(MATERIAL PROVIDED)
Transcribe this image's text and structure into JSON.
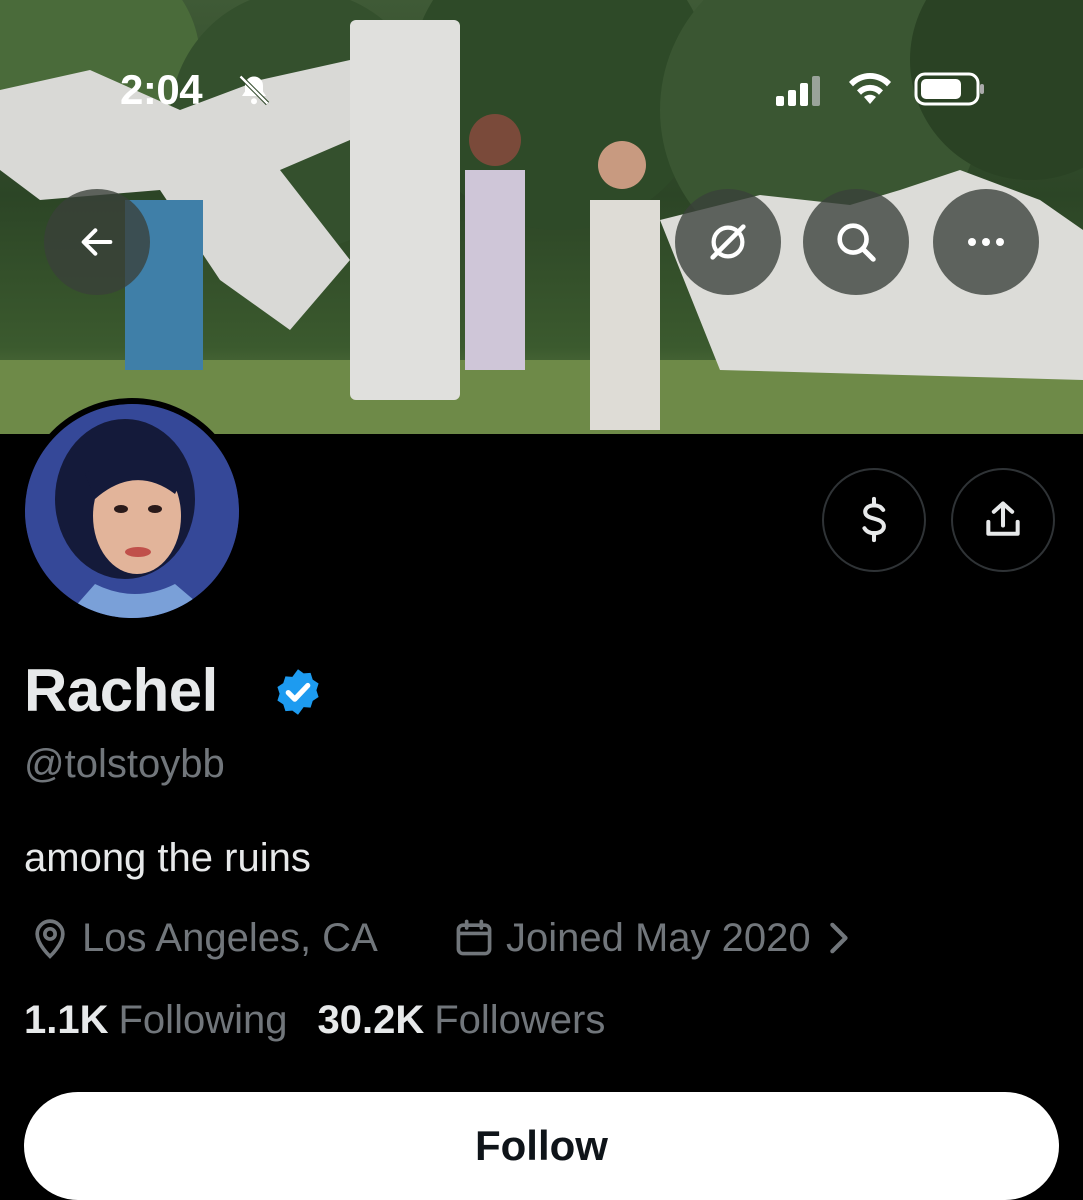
{
  "status_bar": {
    "time": "2:04",
    "icons": [
      "bell-slash-icon",
      "cellular-signal-icon",
      "wifi-icon",
      "battery-icon"
    ]
  },
  "header": {
    "buttons": [
      "back-arrow-icon",
      "grok-icon",
      "search-icon",
      "more-icon"
    ]
  },
  "profile": {
    "name": "Rachel",
    "verified": true,
    "handle": "@tolstoybb",
    "bio": "among the ruins",
    "location": "Los Angeles, CA",
    "joined": "Joined May 2020",
    "following_count": "1.1K",
    "following_label": "Following",
    "followers_count": "30.2K",
    "followers_label": "Followers"
  },
  "actions": {
    "tip_icon": "dollar-sign-icon",
    "share_icon": "share-upload-icon",
    "follow_label": "Follow"
  },
  "colors": {
    "background": "#000000",
    "primary_text": "#e7e9ea",
    "secondary_text": "#71767b",
    "verified_blue": "#1d9bf0",
    "follow_button_bg": "#ffffff"
  }
}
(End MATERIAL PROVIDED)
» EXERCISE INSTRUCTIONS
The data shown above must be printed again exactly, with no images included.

» EXERCISE RESULT
Transcribe this image's text and structure into JSON.
{
  "status_bar": {
    "time": "2:04",
    "icons": [
      "bell-slash-icon",
      "cellular-signal-icon",
      "wifi-icon",
      "battery-icon"
    ]
  },
  "header": {
    "buttons": [
      "back-arrow-icon",
      "grok-icon",
      "search-icon",
      "more-icon"
    ]
  },
  "profile": {
    "name": "Rachel",
    "verified": true,
    "handle": "@tolstoybb",
    "bio": "among the ruins",
    "location": "Los Angeles, CA",
    "joined": "Joined May 2020",
    "following_count": "1.1K",
    "following_label": "Following",
    "followers_count": "30.2K",
    "followers_label": "Followers"
  },
  "actions": {
    "tip_icon": "dollar-sign-icon",
    "share_icon": "share-upload-icon",
    "follow_label": "Follow"
  },
  "colors": {
    "background": "#000000",
    "primary_text": "#e7e9ea",
    "secondary_text": "#71767b",
    "verified_blue": "#1d9bf0",
    "follow_button_bg": "#ffffff"
  }
}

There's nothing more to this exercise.